          1. Folder: Media
          1. Mount path: /PlexMedia
    1. Port Settings
      1. Change all Local Port values from Auto to the same value as the Container Port.
    1. Environment
      1. Add the following variables.
        1. TZ: Use the timezone value for your location. Use for reference
          1. Example: America/New_York
        1. ADVERTISE_IP: http://<IP address of Synology system>:32400
          1. Example:
  7. Click Apply and Done to complete the wizard and start the container.

Step 4 (Option 2): Setup the Plex Docker Container using the CLI

Docker has more options available than what Synology makes available in the GUI. A Plex Pass subscription offers the feature of using hardware transcoding. This allows the server to use CPU/GPU transcoding instead of relying on software transcoding. The benefit is speed and the ability to stream multiple videos to clients simultaneously. However, there is a catch. The docker container running Plex needs access to the hardware, which is granted by using the –device flag. Unfortunately, there is no way to add the –device flag to Docker containers through the Synology GUI. Instead, the container must be built using the Synology NAS command-line interface.

  1. Enable SSH.
    1. Control Panel > Terminal & SNMP
    2. Enable SSH service.
  2. Use Putty or another terminal client to connect to the Synology NAS.
  3. Change the permissions to /dev/dri so the Plex docker container can access the hardware transcoder.
    1. sudo chmod a+wr /dev/dri/*
  4. Download the latest plex image from the docker hub.
    1. sudo docker pull plexinc/pms-docker
  5. Configure the docker container to run Plex. Change the timezone to what matches your region ( and the advertised IP to that of the Synology NAS.
    sudo docker run -d \
    --name plex-docker \
    -p 32400:32400/tcp \
    -p 3005:3005/tcp \
    -p 8324:8324/tcp \
    -p 32469:32469/tcp \
    -p 1900:1900/udp \
    -p 32410:32410/udp \
    -p 32412:32412/udp \
    -p 32413:32413/udp \
    -p 32414:32414/udp \
    -e TZ="America/New_York" \
    -e ADVERTISE_IP="" \
    -h PlexDocker \
    -v /volume1/docker/plex/db:/config \
    -v /volume1/docker/plex/transcode:/transcode \
    -v /volume1/Media:/shares/Media	 \
    --device=/dev/dri:/dev/dri \

Step 5: Final Setup

The final step is to set up your new Plex server. Open a web browser and go to http://SYNOLGY_IP_ADDRESS:32400/web . Log into your Plex account and start the setup process of the server. You can then add libraries for your music, movies, TV shows, and more.

Plex Maintenance

Plex is now running inside a Docker container on a Synology NAS. Great. How do you keep it up to date? That is the most nerve-racking part of using containers. The software inside the container isn’t updated. Instead, you delete the container, download the latest version of the software image, and build a new container using the same configuration you used during the initial setup. If all the essential files/settings/configs were saved in persistent storage, everything should work with no issues. Below are two methods for updating Docker containers on a Synology NAS depending on how the original container was set up.

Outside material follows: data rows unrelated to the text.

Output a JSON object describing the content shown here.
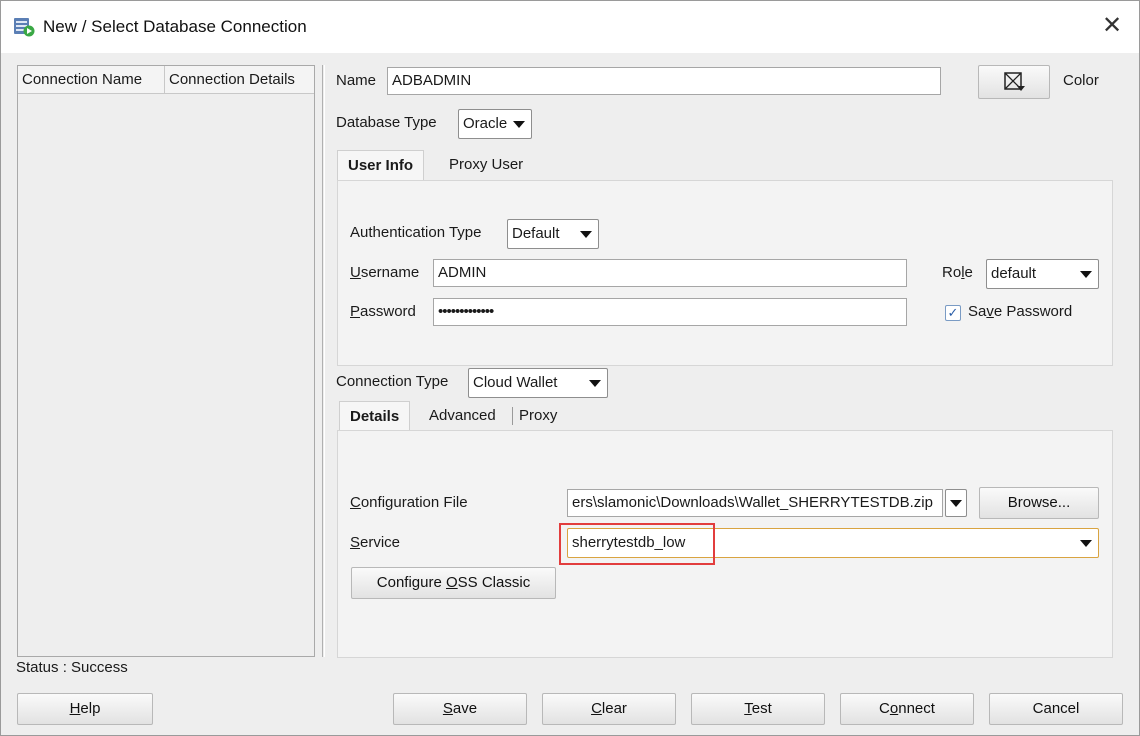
{
  "window": {
    "title": "New / Select Database Connection",
    "icons": {
      "app": "database-connection-icon",
      "close": "close-icon"
    }
  },
  "connection_list": {
    "columns": [
      "Connection Name",
      "Connection Details"
    ]
  },
  "form": {
    "name_label": "Name",
    "name_value": "ADBADMIN",
    "color_label": "Color",
    "database_type_label": "Database Type",
    "database_type_value": "Oracle",
    "tabs": [
      "User Info",
      "Proxy User"
    ],
    "active_tab": "User Info",
    "authentication_type_label": "Authentication Type",
    "authentication_type_value": "Default",
    "username_label": "Username",
    "username_value": "ADMIN",
    "password_label": "Password",
    "password_value": "•••••••••••••",
    "role_label": "Role",
    "role_value": "default",
    "save_password_label": "Save Password",
    "save_password_checked": true,
    "connection_type_label": "Connection Type",
    "connection_type_value": "Cloud Wallet",
    "detail_tabs": [
      "Details",
      "Advanced",
      "Proxy"
    ],
    "active_detail_tab": "Details",
    "configuration_file_label": "Configuration File",
    "configuration_file_value": "ers\\slamonic\\Downloads\\Wallet_SHERRYTESTDB.zip",
    "browse_label": "Browse...",
    "service_label": "Service",
    "service_value": "sherrytestdb_low",
    "configure_oss_label": "Configure OSS Classic"
  },
  "status": {
    "text": "Status : Success"
  },
  "buttons": {
    "help": "Help",
    "save": "Save",
    "clear": "Clear",
    "test": "Test",
    "connect": "Connect",
    "cancel": "Cancel"
  },
  "colors": {
    "highlight": "#e23d3d",
    "service_border": "#d9a441",
    "checkbox_check": "#2b5ea8"
  }
}
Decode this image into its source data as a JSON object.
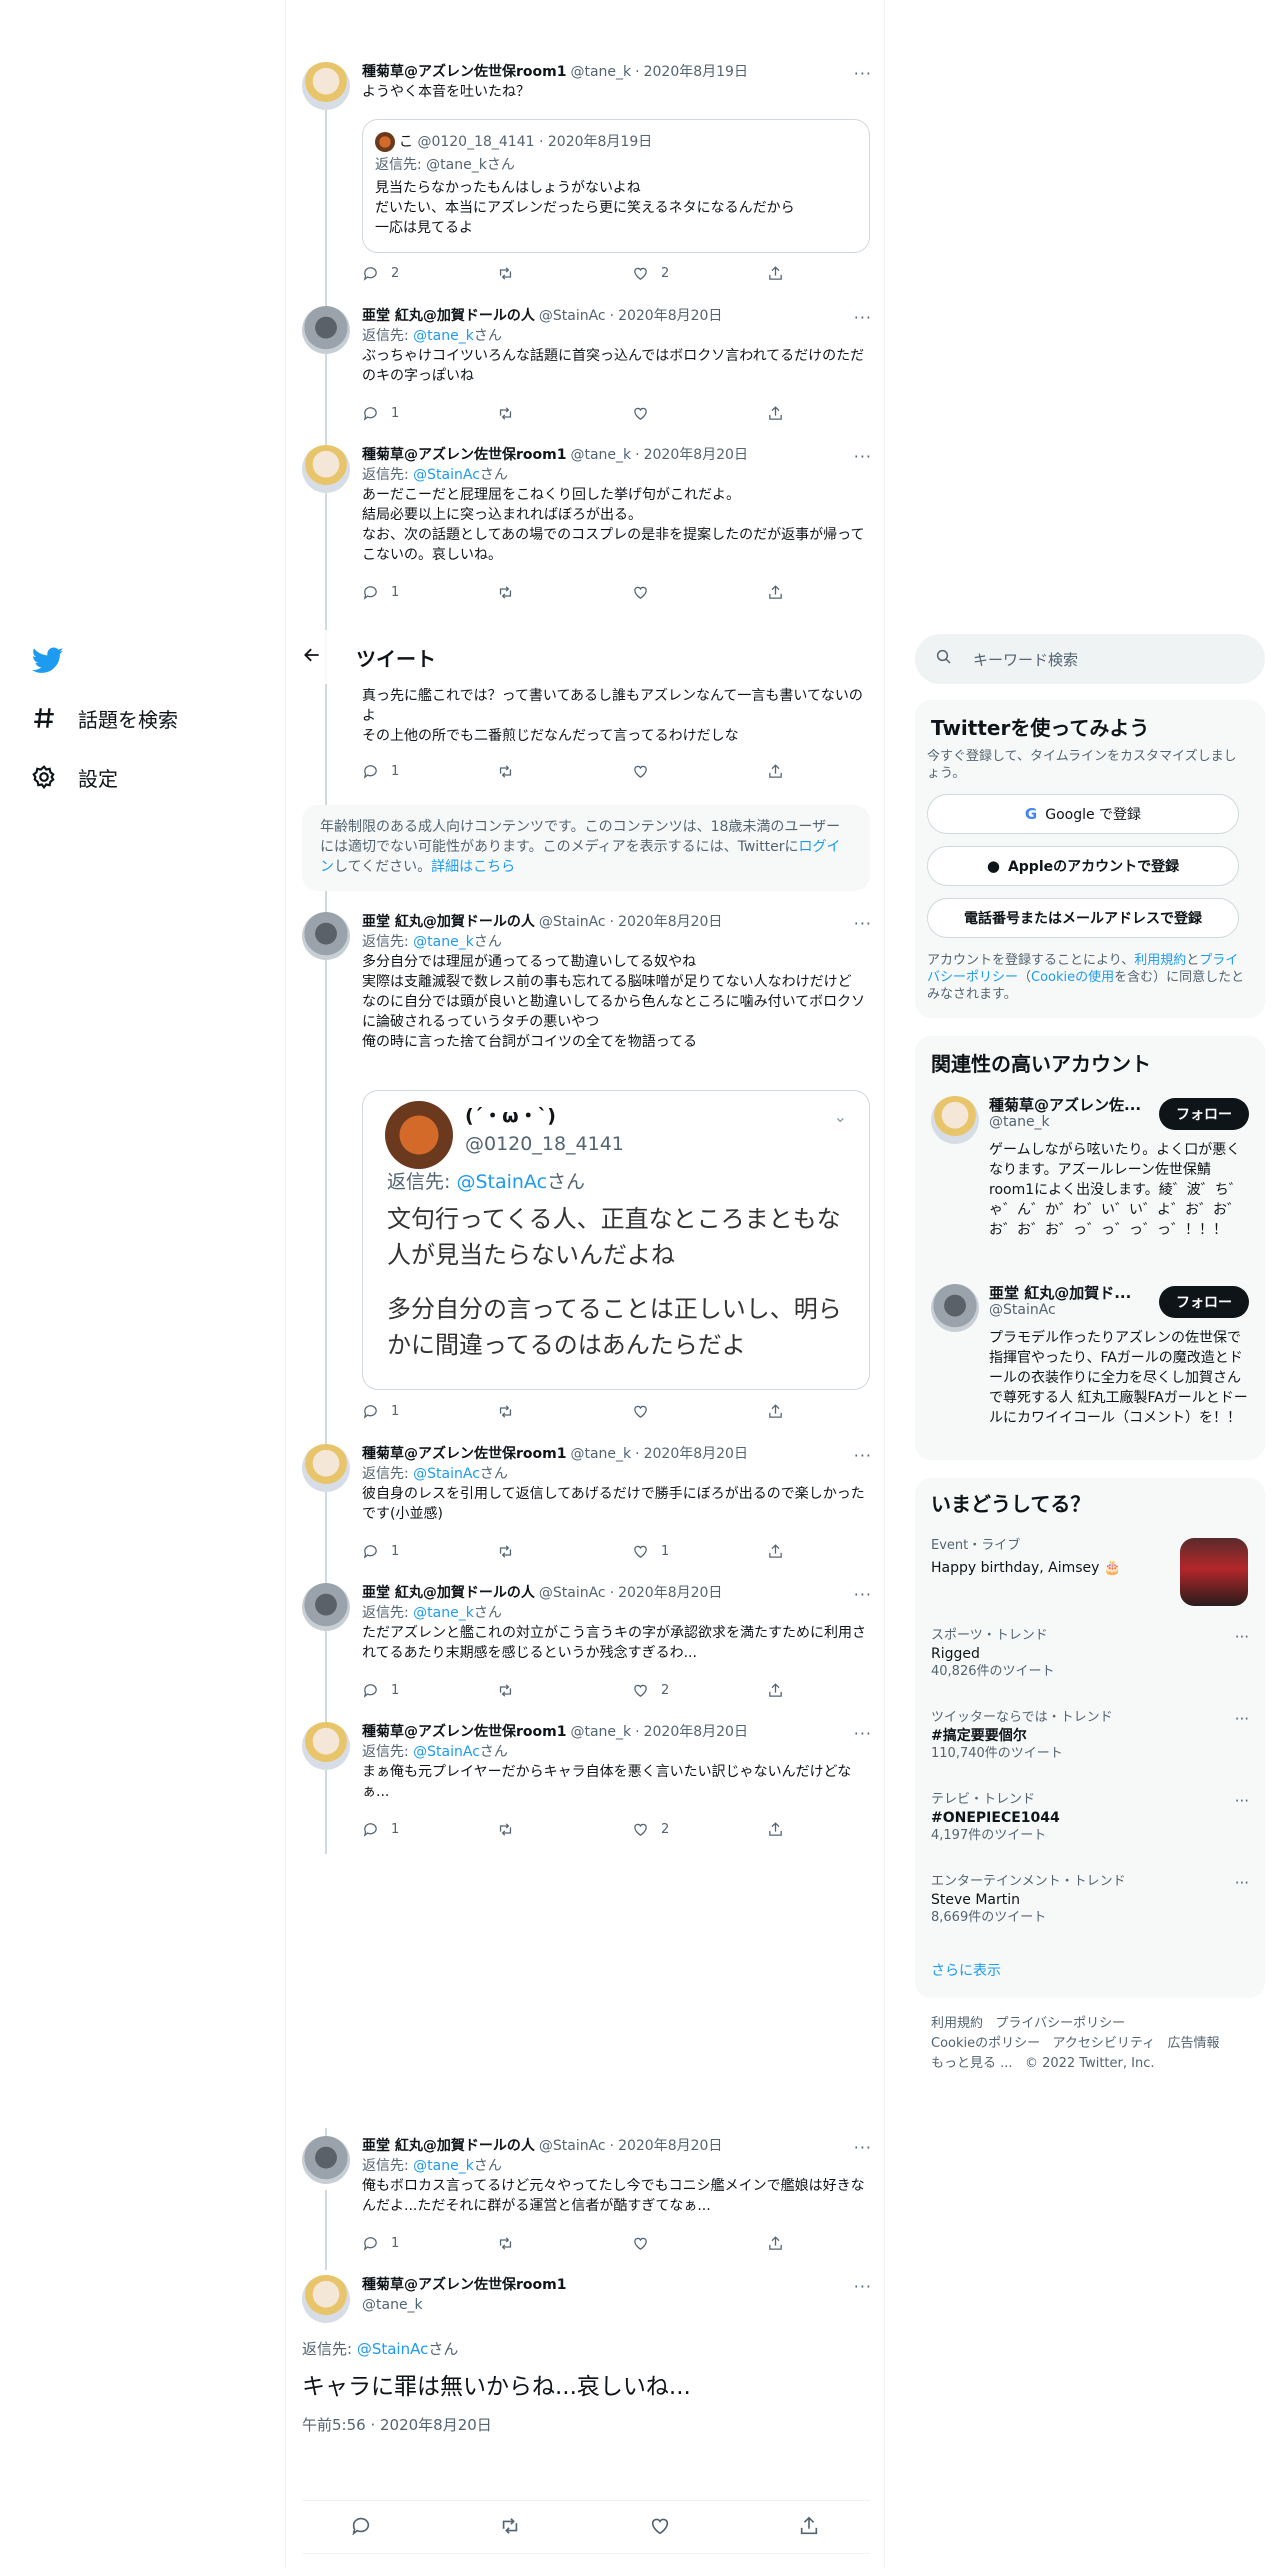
{
  "nav": {
    "explore_label": "話題を検索",
    "settings_label": "設定"
  },
  "header": {
    "title": "ツイート"
  },
  "tweets": [
    {
      "name": "種菊草@アズレン佐世保room1",
      "handle": "@tane_k",
      "date": "2020年8月19日",
      "reply_to": "",
      "reply_handle": "",
      "reply_suffix": "",
      "text": "ようやく本音を吐いたね？",
      "replies": "2",
      "retweets": "",
      "likes": "2"
    },
    {
      "name": "亜堂 紅丸@加賀ドールの人",
      "handle": "@StainAc",
      "date": "2020年8月20日",
      "reply_to": "返信先: ",
      "reply_handle": "@tane_k",
      "reply_suffix": "さん",
      "text": "ぶっちゃけコイツいろんな話題に首突っ込んではボロクソ言われてるだけのただのキの字っぽいね",
      "replies": "1",
      "retweets": "",
      "likes": ""
    },
    {
      "name": "種菊草@アズレン佐世保room1",
      "handle": "@tane_k",
      "date": "2020年8月20日",
      "reply_to": "返信先: ",
      "reply_handle": "@StainAc",
      "reply_suffix": "さん",
      "text": "あーだこーだと屁理屈をこねくり回した挙げ句がこれだよ。\n結局必要以上に突っ込まれればぼろが出る。\nなお、次の話題としてあの場でのコスプレの是非を提案したのだが返事が帰ってこないの。哀しいね。",
      "replies": "1",
      "retweets": "",
      "likes": ""
    },
    {
      "name": "亜堂 紅丸@加賀ドールの人",
      "handle": "@StainAc",
      "date": "2020年8月20日",
      "reply_to": "",
      "reply_handle": "",
      "reply_suffix": "",
      "text": "真っ先に艦これでは？って書いてあるし誰もアズレンなんて一言も書いてないのよ\nその上他の所でも二番煎じだなんだって言ってるわけだしな",
      "replies": "1",
      "retweets": "",
      "likes": ""
    },
    {
      "name": "亜堂 紅丸@加賀ドールの人",
      "handle": "@StainAc",
      "date": "2020年8月20日",
      "reply_to": "返信先: ",
      "reply_handle": "@tane_k",
      "reply_suffix": "さん",
      "text": "多分自分では理屈が通ってるって勘違いしてる奴やね\n実際は支離滅裂で数レス前の事も忘れてる脳味噌が足りてない人なわけだけど\nなのに自分では頭が良いと勘違いしてるから色んなところに噛み付いてボロクソに論破されるっていうタチの悪いやつ\n俺の時に言った捨て台詞がコイツの全てを物語ってる",
      "replies": "1",
      "retweets": "",
      "likes": ""
    },
    {
      "name": "種菊草@アズレン佐世保room1",
      "handle": "@tane_k",
      "date": "2020年8月20日",
      "reply_to": "返信先: ",
      "reply_handle": "@StainAc",
      "reply_suffix": "さん",
      "text": "彼自身のレスを引用して返信してあげるだけで勝手にぼろが出るので楽しかったです(小並感)",
      "replies": "1",
      "retweets": "",
      "likes": "1"
    },
    {
      "name": "亜堂 紅丸@加賀ドールの人",
      "handle": "@StainAc",
      "date": "2020年8月20日",
      "reply_to": "返信先: ",
      "reply_handle": "@tane_k",
      "reply_suffix": "さん",
      "text": "ただアズレンと艦これの対立がこう言うキの字が承認欲求を満たすために利用されてるあたり末期感を感じるというか残念すぎるわ...",
      "replies": "1",
      "retweets": "",
      "likes": "2"
    },
    {
      "name": "種菊草@アズレン佐世保room1",
      "handle": "@tane_k",
      "date": "2020年8月20日",
      "reply_to": "返信先: ",
      "reply_handle": "@StainAc",
      "reply_suffix": "さん",
      "text": "まぁ俺も元プレイヤーだからキャラ自体を悪く言いたい訳じゃないんだけどなぁ...",
      "replies": "1",
      "retweets": "",
      "likes": "2"
    },
    {
      "name": "亜堂 紅丸@加賀ドールの人",
      "handle": "@StainAc",
      "date": "2020年8月20日",
      "reply_to": "返信先: ",
      "reply_handle": "@tane_k",
      "reply_suffix": "さん",
      "text": "俺もボロカス言ってるけど元々やってたし今でもコニシ艦メインで艦娘は好きなんだよ...ただそれに群がる運営と信者が酷すぎてなぁ...",
      "replies": "1",
      "retweets": "",
      "likes": ""
    }
  ],
  "quote1": {
    "handle": "@0120_18_4141",
    "date": "2020年8月19日",
    "name_prefix": "こ",
    "reply": "返信先: @tane_kさん",
    "text": "見当たらなかったもんはしょうがないよね\nだいたい、本当にアズレンだったら更に笑えるネタになるんだから\n一応は見てるよ"
  },
  "banner": {
    "text": "年齢制限のある成人向けコンテンツです。このコンテンツは、18歳未満のユーザーには適切でない可能性があります。このメディアを表示するには、Twitterに",
    "login": "ログイン",
    "mid": "してください。",
    "more": "詳細はこちら"
  },
  "quote2": {
    "name": "(´・ω・`)",
    "handle": "@0120_18_4141",
    "reply_to": "返信先: ",
    "reply_handle": "@StainAc",
    "reply_suffix": "さん",
    "text1": "文句行ってくる人、正直なところまともな人が見当たらないんだよね",
    "text2": "多分自分の言ってることは正しいし、明らかに間違ってるのはあんたらだよ"
  },
  "focus": {
    "name": "種菊草@アズレン佐世保room1",
    "handle": "@tane_k",
    "reply_to": "返信先: ",
    "reply_handle": "@StainAc",
    "reply_suffix": "さん",
    "text": "キャラに罪は無いからね...哀しいね...",
    "timestamp": "午前5:56 · 2020年8月20日"
  },
  "search": {
    "placeholder": "キーワード検索"
  },
  "signup": {
    "title": "Twitterを使ってみよう",
    "subtitle": "今すぐ登録して、タイムラインをカスタマイズしましょう。",
    "google": "Google で登録",
    "apple": "Appleのアカウントで登録",
    "phone": "電話番号またはメールアドレスで登録",
    "terms_a": "アカウントを登録することにより、",
    "terms_link1": "利用規約",
    "terms_b": "と",
    "terms_link2": "プライバシーポリシー",
    "terms_c": "（",
    "terms_link3": "Cookieの使用",
    "terms_d": "を含む）に同意したとみなされます。"
  },
  "related": {
    "title": "関連性の高いアカウント",
    "follow_label": "フォロー",
    "accounts": [
      {
        "name": "種菊草@アズレン佐...",
        "handle": "@tane_k",
        "bio": "ゲームしながら呟いたり。よく口が悪くなります。アズールレーン佐世保鯖room1によく出没します。綾゛波゛ち゛ゃ゛ん゛か゛わ゛い゛い゛よ゛お゛お゛お゛お゛お゛っ゛っ゛っ゛っ゛！！！"
      },
      {
        "name": "亜堂 紅丸@加賀ド...",
        "handle": "@StainAc",
        "bio": "プラモデル作ったりアズレンの佐世保で指揮官やったり、FAガールの魔改造とドールの衣装作りに全力を尽くし加賀さんで尊死する人 紅丸工廠製FAガールとドールにカワイイコール（コメント）を！！"
      }
    ]
  },
  "trends": {
    "title": "いまどうしてる？",
    "event": {
      "cat": "Event・ライブ",
      "name": "Happy birthday, Aimsey 🎂"
    },
    "items": [
      {
        "cat": "スポーツ・トレンド",
        "name": "Rigged",
        "count": "40,826件のツイート"
      },
      {
        "cat": "ツイッターならでは・トレンド",
        "name": "#搞定要要個尔",
        "count": "110,740件のツイート"
      },
      {
        "cat": "テレビ・トレンド",
        "name": "#ONEPIECE1044",
        "count": "4,197件のツイート"
      },
      {
        "cat": "エンターテインメント・トレンド",
        "name": "Steve Martin",
        "count": "8,669件のツイート"
      }
    ],
    "show_more": "さらに表示"
  },
  "footer": {
    "terms": "利用規約",
    "privacy": "プライバシーポリシー",
    "cookie": "Cookieのポリシー",
    "access": "アクセシビリティ",
    "ads": "広告情報",
    "more": "もっと見る ...",
    "copyright": "© 2022 Twitter, Inc."
  },
  "colors": {
    "accent": "#1d9bf0",
    "text": "#0f1419",
    "muted": "#536471"
  }
}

Upgrade Method 1: GUI

  1. Open Docker from the Main Menu.
  2. Go to the Registry and search for Plex.
  3. Download plexinc/pms-docker. This will refresh the image.
  4. Go to the Container section.
  5. Select the Plex container and choose STOP under the Action menu.
  6. Open the Action menu again and select Reset. This will rebuild the container with the latest image.
  7. Once the container has been reset, open the Action menu and choose Start.

Upgrade Method 2: CLI

  1. Download the latest version of the Plex Docker Image.
    1. sudo docker pull plexinc/pms-docker
  2. Stop and delete the current Plex container.
    1. sudo docker stop plex-docker
    1. sudo docker rm plex-docker
  3. Create a new container using the exact same command from Step4 (Option 2) above.


And that’s all there is to it. Overall, I’m pleased with the results. No, the DS220+ doesn’t have as much CPU power as my old Ubuntu Server. And no, the NAS isn’t as open and easy to tinker with either. But this experiment was a way to learn something new and refresh the storage options used at home. In the future, I hope to share my experiences with other containerized applications running on the Synology (teaser: NextCloud).

Have fun.